Intermediate category runner-up
Simon Eckley’s chick tray wash
Poultry farmer Simon Eckley from Herefordshire designed and built a chick tray wash and disinfector to comply with tighter rules as a result of an avian influenza outbreak.
Having found the farm in a 10km restriction zone, he was told he would have to clean and disinfect every crate used to deliver his birds.
That raised the prospect of washing 3,200 of them by hand, so he hurriedly sought a solution that would minimise manual effort and avoid the team getting drenched in disinfectant.
He chose to manufacture the frame out of stainless steel that would stand up to the corrosive nature of the hospital-spec, biodegradable disinfectant.
To this, he grafted a three-point linkage that allows it to be mounted to the front linkage of a tractor and pallet sleeves to the base so that he can shift it into storage using the telehandler.
Inside the clear PVC-clad frame is a 1in chain carrying box-section lugs, which grab the crates from the loading port and pull them through the washing box.
They are sandwiched by rails and guide bars that can be moved to suit the various crate sizes used by different hatcheries.
The cleaning process takes no more than a couple of seconds – or as quickly as the operators can stuff them in at one side and stack them up at the other.
Drive comes from the tractor’s oil supply via a mini hydraulic motor, giving the operator full control of the chain speed and therefore how quickly the crates are dragged through the system.
He avoided using any electrical components, given the risks involved in dealing with high-pressure water.
He also fitted a hydraulic on/off valve that allows the operator to put the machine into forward/reverse in case of a blockage and, for safety reasons, a pressure-relief valve.
The washing element is based on a pto-powered pressure washer mounted on the tractor’s rear linkage.

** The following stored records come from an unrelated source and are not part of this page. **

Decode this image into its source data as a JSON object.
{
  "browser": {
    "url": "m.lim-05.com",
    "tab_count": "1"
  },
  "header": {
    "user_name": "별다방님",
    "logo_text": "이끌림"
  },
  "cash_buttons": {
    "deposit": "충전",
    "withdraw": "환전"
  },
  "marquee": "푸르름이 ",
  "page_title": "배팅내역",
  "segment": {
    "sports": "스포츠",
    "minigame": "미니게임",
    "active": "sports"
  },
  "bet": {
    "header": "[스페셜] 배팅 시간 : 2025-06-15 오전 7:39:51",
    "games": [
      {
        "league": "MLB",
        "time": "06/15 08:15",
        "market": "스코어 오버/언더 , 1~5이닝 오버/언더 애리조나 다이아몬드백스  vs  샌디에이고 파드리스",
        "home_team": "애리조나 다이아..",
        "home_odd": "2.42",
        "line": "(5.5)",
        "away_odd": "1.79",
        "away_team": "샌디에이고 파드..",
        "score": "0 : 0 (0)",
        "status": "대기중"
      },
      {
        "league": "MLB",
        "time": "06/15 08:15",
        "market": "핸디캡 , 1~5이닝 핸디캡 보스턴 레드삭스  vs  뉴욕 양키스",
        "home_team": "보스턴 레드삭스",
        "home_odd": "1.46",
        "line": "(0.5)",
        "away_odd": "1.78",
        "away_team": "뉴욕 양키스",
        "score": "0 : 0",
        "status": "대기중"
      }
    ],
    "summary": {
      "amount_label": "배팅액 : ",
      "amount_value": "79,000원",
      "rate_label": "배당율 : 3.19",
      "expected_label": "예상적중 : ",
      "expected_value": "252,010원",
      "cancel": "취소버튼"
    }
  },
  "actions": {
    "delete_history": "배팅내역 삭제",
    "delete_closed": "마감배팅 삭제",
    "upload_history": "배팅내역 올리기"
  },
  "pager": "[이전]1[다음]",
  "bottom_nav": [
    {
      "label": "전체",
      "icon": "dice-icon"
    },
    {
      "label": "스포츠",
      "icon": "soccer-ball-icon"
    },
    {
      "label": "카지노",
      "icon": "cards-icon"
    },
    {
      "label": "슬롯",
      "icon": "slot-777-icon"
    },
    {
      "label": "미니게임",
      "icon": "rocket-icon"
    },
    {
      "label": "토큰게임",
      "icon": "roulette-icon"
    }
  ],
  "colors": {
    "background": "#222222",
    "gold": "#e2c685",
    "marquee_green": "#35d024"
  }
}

Mr Eckley fashioned this from an old 500-litre Allman sprayer several years ago, hacking off the booms and running a pipe to the cleaning system.
Here, it feeds a series of ferocious 40deg fan nozzles mounted top and bottom that provide full coverage to wash and disinfect every corner of the crates.
Before fitting them, he attached one of the nozzles to a handheld lance to work out how far the jets needed to be from the crates for maximum coverage. This turned out to be 18in, which determined exactly how big the frame needed to be.
Once applied, the liquid drains on to the concrete yard and into storage tanks.
His project took three days and, he says, offered a good distraction from the double lockdown of Covid-19 and avian influenza.
To achieve your goals, you need the right tools for the job. If what you need doesn’t exist, simply invent it. We share this ethos and used it to create the Ineos Grenadier. An uncompromising 4×4, built on purpose and there to support those who need it most.